Hikes of this length require a somewhat substantial amount of food and water to be brought with you. You can either bring a water supply or you can bring a water purification system. Make sure the water you are purifying is safe to drink by researching the area you are in. This is very important (and if you don’t believe me go rewatch the movie “Vacation,” your hot spring might just be poop). Proper food storage to keep animals away is something else you need to think of before you set out. Keeping everything in airtight containers or bear canisters will stop the smells from traveling and prevent unwanted hiking partners. Eating things you find along your hike is not recommended. Even the most experienced hikers can make mistakes identifying species of plants, berries and mushrooms. It’s better to plan ahead and eat things you know are safe.

If you are planning an overnight hike you need to make sure that you prepare accordingly. Anything that you think you may need to make a mini camp while on your hike is something that you should bring.

Bringing extra clothes (more than what you think you need for the day/days that you are gone) is a good idea in case you get caught in bad weather or end up damp.

You also want to bring sleeping bags and a sleeping mat. Having the extra layer between you and the ground will help you stay warm and comfortable. Your shelter should be portable and easy to travel with. If you are short on space while traveling, you can make a variety of shelters with a simple tarp and plenty of rope. There are also specific tents for backpacking, and specific backpacks made to carry tents. You can also make your own shelter out of things you can find, if you are really feeling ambitious, however you should bring a back up option just in case.

You could consider making yourself a fire kit complete with fire starters, matches and other kindling. To help keep waste to a minimum and still save space, consider wrapping your food in food-safe paper and use it as fire kindling.

Just as with any time you are hiking in the dark, bring plenty of light sources with you. If you are setting up a temporary camp a lantern may be beneficial. Overnight hikes are not something that you should attempt unless you are an experienced hiker and know the area that you are hiking in. If you choose to follow through with the hike, make sure you research where you are going and plan your route in advance.

The more prepared you are, the less likely something bad is to happen.

About the Author

Alex Wilder

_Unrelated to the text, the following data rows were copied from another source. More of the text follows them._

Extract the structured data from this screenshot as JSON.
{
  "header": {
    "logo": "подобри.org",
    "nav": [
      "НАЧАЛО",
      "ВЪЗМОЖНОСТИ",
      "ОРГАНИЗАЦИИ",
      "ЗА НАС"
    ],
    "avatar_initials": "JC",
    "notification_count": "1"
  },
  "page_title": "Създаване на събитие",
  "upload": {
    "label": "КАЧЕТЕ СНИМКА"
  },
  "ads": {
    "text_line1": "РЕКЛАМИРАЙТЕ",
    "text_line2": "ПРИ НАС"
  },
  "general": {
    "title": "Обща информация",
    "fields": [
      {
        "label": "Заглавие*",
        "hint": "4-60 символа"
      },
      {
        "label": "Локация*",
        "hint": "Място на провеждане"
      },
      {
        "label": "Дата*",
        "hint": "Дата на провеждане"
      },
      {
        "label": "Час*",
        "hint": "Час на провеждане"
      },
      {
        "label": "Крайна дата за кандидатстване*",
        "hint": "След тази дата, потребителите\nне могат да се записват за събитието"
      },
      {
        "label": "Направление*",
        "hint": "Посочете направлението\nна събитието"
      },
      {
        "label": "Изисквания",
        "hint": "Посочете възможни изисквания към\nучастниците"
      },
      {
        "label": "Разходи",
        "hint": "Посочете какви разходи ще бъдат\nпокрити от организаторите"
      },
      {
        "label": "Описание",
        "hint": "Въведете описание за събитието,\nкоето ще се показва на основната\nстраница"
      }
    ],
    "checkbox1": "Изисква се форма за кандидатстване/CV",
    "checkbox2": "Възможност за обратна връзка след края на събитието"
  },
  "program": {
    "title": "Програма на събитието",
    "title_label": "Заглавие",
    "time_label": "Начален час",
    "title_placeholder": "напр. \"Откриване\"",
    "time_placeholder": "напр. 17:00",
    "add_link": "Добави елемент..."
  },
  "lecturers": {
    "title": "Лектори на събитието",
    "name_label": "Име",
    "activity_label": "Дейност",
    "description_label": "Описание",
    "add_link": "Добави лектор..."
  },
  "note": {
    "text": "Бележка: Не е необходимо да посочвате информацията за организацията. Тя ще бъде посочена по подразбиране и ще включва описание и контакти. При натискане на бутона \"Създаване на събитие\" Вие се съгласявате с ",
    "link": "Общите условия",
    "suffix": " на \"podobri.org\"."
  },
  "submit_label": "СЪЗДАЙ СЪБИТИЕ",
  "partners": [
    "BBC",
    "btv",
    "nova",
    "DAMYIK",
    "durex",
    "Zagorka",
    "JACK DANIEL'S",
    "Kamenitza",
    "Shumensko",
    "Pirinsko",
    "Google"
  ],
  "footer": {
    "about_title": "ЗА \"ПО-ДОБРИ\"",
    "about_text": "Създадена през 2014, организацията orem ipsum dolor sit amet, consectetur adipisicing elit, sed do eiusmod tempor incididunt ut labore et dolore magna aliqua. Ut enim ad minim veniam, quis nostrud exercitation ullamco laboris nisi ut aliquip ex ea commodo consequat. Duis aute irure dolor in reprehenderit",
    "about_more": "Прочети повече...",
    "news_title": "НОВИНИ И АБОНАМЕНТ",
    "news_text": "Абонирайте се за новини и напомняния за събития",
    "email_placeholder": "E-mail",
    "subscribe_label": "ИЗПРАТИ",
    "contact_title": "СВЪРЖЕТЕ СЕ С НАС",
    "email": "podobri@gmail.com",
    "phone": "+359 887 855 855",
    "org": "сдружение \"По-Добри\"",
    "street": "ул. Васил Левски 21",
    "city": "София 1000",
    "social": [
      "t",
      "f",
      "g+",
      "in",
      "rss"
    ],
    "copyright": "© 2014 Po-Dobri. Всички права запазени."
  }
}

My name is Alex Wilder and I’ve enjoyed outdoor activities my entire life, particularly camping, backpacking and hiking. As soon as the weather starts to warm up, you’ll find me outside and I try to make at least six camping trips a year. I have experience in several different countries including Costa Rica, France, Ireland, Canada and the United States. I am entering the fourth year of my Bachelors of Biology with a specialization in ecology, animal behavior and communication and I am currently writing my thesis on avian behavior and bioacoustics. I also enjoy cooking and often experiment with different recipes. I am in the process of building a conservation blog. If you’d like to read more of my writing you can find me on Instagram at @conservation.queen